I stripped the about 3" of ties off one end of about an 8" piece of flex track.  I slid a code 70 rail joiner on each rail then laid them on the thinned PCB tie.  I then placed a "rollee holder" from Railway Engineering on the rail heads to ensure the rails and the joiners stayed in gauge while I soldered them to the thinned PCB tie.  I then slide the completed bridle off the flex track and place the bridle, joiner side down, on my desktop and trim the excess joiner with a razor saw.  I tried trimming them with a dremel and a cutoff wheel, but the heat generated by the cutoff wheel was often enough to melt the solder joint.  I then cut any excess "bridle bar" from the outside of the rail joiners and clean up and shape with a file.  Cutting the rail joiners is going to leave them clogged with a little flash and perhaps a little squished.  I clean up the flash and if necessary open up the joiner a little with the tip of an Exacto blade.  When I have enough for one switch (usually 4 or 5) I slide them on the approach rails leaving two ties between each bridle.  If the approach rails are coming off another switch you have to be able to lift the feeding switch up enough to slide the bridles on, if you bend the rails up enough to slide them on the rails and over the ties, you may bend the rails enough that there will be some vertical misalignment between the approach rail and the stub rails of the switch.(ask me how I know) The picture below illustrates this. 


Here at least one route of each switch forms the approach rails of the next so switch 1 has to have the bridles installed on the approach rails for switch 2 before switch 2 is laid down, switch 2 has to have the bridles installed on the approach rails for switch 3 before switch 3 is installed and so on.

Scott 


STAFFE Michel
 

Which motorization do you use for the 3 way stub switches?

Michel.

Le 2 mai 2020 à 19:45, ftgcss <ftgc@...> a écrit :

What I did was file down a PCB tie very thin, then solder two code 70 rail joiner on top and then trim to the width of the tie.  I used code 70 joiners on code 55 rail to ensure the bridles would slide as necessary when the switch is bent.  The extra tang on the bridle that is used to drive the "points" was left to solder a wire to drive the switch stand.  Mine aren't as detailed but they are very strong and I think they'll look pretty good when painted.
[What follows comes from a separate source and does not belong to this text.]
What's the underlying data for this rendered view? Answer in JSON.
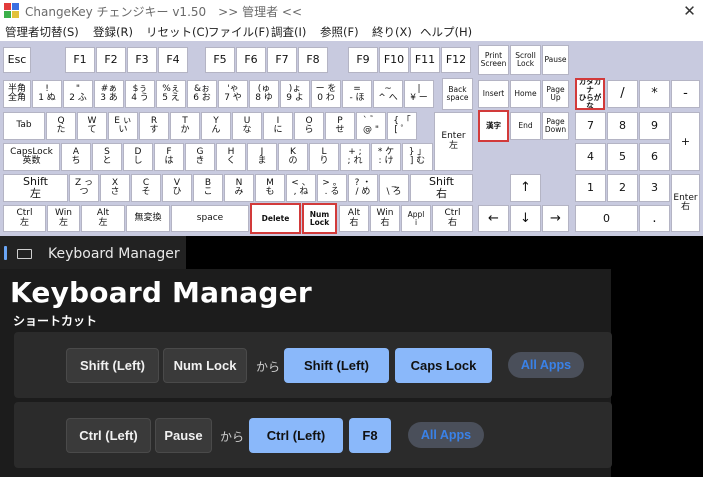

<bridles stub.jpg>

Scott


Russ Norris
 

I can see why code 55 track would be more flexible, but my track code 70 for my EBT railroad.  The south end of the yard, like the prototype, has a standard stub and a three way stub.  I left a section of the approach track free to move and found it was flexible enough for the stub.  Like others in this thread I soldered a pc tie to the rails for the bridle.  I soldered short lengths of sewing pins to the outside of the rails of the stub, with a slightly stiffer wire for the switch machine drive to make the contact secure.  I did the same thing with the three way stub, except the middle track doesn't carry any traffic.  It's purely for show.  So I did the same thing I did with the standard stub, using only the outside rails.  The stub switches operate well and I have had no problem with operating over them.

Russ Norris

On Sat, May 2, 2020 at 1:45 PM ftgcss <ftgc@...> wrote:
What I did was file down a PCB tie very thin, then solder two code 70 rail joiner on top and then trim to the width of the tie.  I used code 70 joiners on code 55 rail to ensure the bridles would slide as necessary when the switch is bent.  The extra tang on the bridle that is used to drive the "points" was left to solder a wire to drive the switch stand.  Mine aren't as detailed but they are very strong and I think they'll look pretty good when painted.



Scott


--
Russ Norris, MMR
Cape Cod, Massachusetts
http://blacklogvalleyrailroad.blogspot.com/